Innovative cooling technology has been hailed a success by workers constructing the stadium which will host the 2022 FIFA World Cup™ final.
Evaporative cooling vests, wrist-wraps, cooled towels and neck covers were recently tested by 150 workers at the Lusail Stadium project site. Made from state-of-the-art evaporative and phase change materials, the technology cooled the body temperatures of workers by up to 10°C.
Every worker who took part in the recent pilot described the technology as beneficial, while more than three-quarters said the cooling effect was ‘very good’.
A Lusail Stadium construction worker wearing SC’s innovative cooling apparel Leveraging the influence of the Qatar Innovation Community – a group of key stakeholders accelerating innovation and socioeconomic development in Qatar – the SC identified Techniche as a suitable partner to conduct a pilot offering immediate solutions for workers. The pilot was conducted by US-based Techniche, in collaboration with the SC, and HBK Contracting, Lusail Stadium’s main contractor.
Following the success of the pilot, the Supreme Committee for Delivery & Legacy (SC) will now assess the results of the report before exploring ways to utilise the technology which will benefit workers in the short, medium and long-term.
Temperatures on-site reached 40°C during the pilot. Workers tested the technology for a full day, during which they were regularly monitored. Thermal images were taken throughout the test to measure the body temperature of the workers and measure the effectiveness of the technology.
HBK Contracting’s Rashid Marera, who currently works as a flag man on the project, gave positive feedback about the technology.
Marera, a 23-year-old from Kenya, said: “The vests are very good. The jacket cools the body – there’s not much sweating when we wear these. I think we would like to have these all the time – especially during summer.
Kalyan Viswanathan, HBK Contracting’s Workers’ Welfare Manager, said the workers welcomed the trial.
“The initial response was positive – the workers like the comfort,” said Viswanathan. “It enables them to work better and increases productivity.
Techniche’s products are used in various industries, including sport, military, medicine and construction. The company is now hoping to roll out its products on a wider basis in Qatar and support the country’s commitment to workers’ welfare.

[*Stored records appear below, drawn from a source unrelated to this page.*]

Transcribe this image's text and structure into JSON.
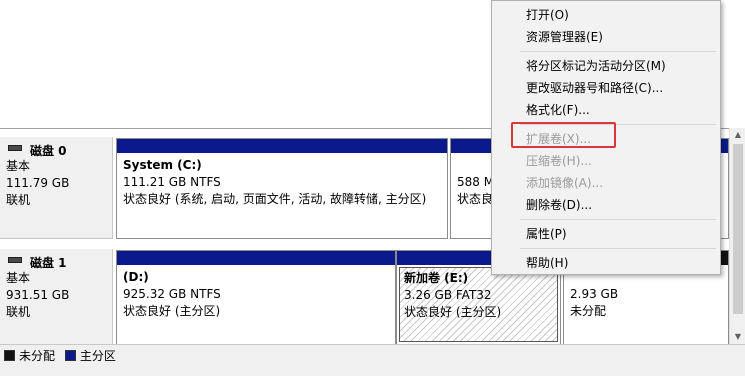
{
  "disks": [
    {
      "name": "磁盘 0",
      "type": "基本",
      "size": "111.79 GB",
      "status": "联机"
    },
    {
      "name": "磁盘 1",
      "type": "基本",
      "size": "931.51 GB",
      "status": "联机"
    }
  ],
  "partitions": {
    "system": {
      "title": "System  (C:)",
      "size": "111.21 GB NTFS",
      "status": "状态良好 (系统, 启动, 页面文件, 活动, 故障转储, 主分区)"
    },
    "recovery": {
      "size": "588 M",
      "status": "状态良"
    },
    "d": {
      "title": "(D:)",
      "size": "925.32 GB NTFS",
      "status": "状态良好 (主分区)"
    },
    "e": {
      "title": "新加卷  (E:)",
      "size": "3.26 GB FAT32",
      "status": "状态良好 (主分区)"
    },
    "unallocated": {
      "size": "2.93 GB",
      "status": "未分配"
    }
  },
  "legend": [
    {
      "label": "未分配",
      "color": "#111111"
    },
    {
      "label": "主分区",
      "color": "#0a1a8c"
    }
  ],
  "context_menu": {
    "items": [
      {
        "label": "打开(O)",
        "enabled": true
      },
      {
        "label": "资源管理器(E)",
        "enabled": true
      },
      {
        "label": "将分区标记为活动分区(M)",
        "enabled": true
      },
      {
        "label": "更改驱动器号和路径(C)...",
        "enabled": true
      },
      {
        "label": "格式化(F)...",
        "enabled": true
      },
      {
        "label": "扩展卷(X)...",
        "enabled": false
      },
      {
        "label": "压缩卷(H)...",
        "enabled": false
      },
      {
        "label": "添加镜像(A)...",
        "enabled": false
      },
      {
        "label": "删除卷(D)...",
        "enabled": true
      },
      {
        "label": "属性(P)",
        "enabled": true
      },
      {
        "label": "帮助(H)",
        "enabled": true
      }
    ],
    "highlighted_item": "扩展卷(X)...",
    "highlight_color": "#d9383a"
  },
  "colors": {
    "primary_partition": "#0a1a8c",
    "unallocated": "#111111"
  }
}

James Russell, Managing Director of Techniche, said: “This was a really important day for us. It gave us a foundation to test our technologies and let us understand how we can fight heat stress in these conditions.”
Russell went on to explain how the technology keeps a worker cool.
He continued: “The vests are made from an evaporative fabric called HyperKewl, which is a super-absorbent polymer fibre which you place directly into water to activate. It reduces a worker’s body temperature and lasts for around ten hours.
“This technology is at the forefront of the industry. Going forward, there will be research and development into how we take this technology forward, to enable the SC and Qatar to become leaders in heat stress management and workers’ welfare.”
Construction workers at Lusail Stadium try out SC’s cooling apparel Mahmoud Qutub, Senior Advisor Special Projects Office and Executive Director of Workers’ Welfare, said: “The benefit of this pilot has been very clear to see. The metrics captured by Techniche demonstrated in real time the positive impact on both the mental and physical state of workers.
“Our aim is to find solutions right now using existing technology, however there is an opportunity to develop a product that leaves a legacy for workers not only in Qatar but in any country with a similar climate. That is something we are already exploring.”
The Techniche pilot is one of many uses of cooling products by the SC in 2017. Earlier this year the WWD deployed 10,000 cooled towels across all projects in parallel with a separate cooled vest trial on Al Wakrah Stadium.
A Lusail Stadium construction worker wearing SC’s innovative cooling apparel In addition, the SC also developed an innovative cooled helmet capable of reducing temperatures by up to 10°C. Following an extensive research and development phase, these helmets are expected to be rolled out next summer.
The use of cooled products on SC sites complements a host of initiatives that have been introduced across SC projects designed to enhance the living and working conditions of workers, including a health and nutrition programme with Weill-Cornell Medicine-Qatar, an extensive training and up-skilling programme with Qatar International Safety Centre, a dedicated grievance hotline, and a wide-spread programme of health checks and assessment of emergency medical facilities across all sites.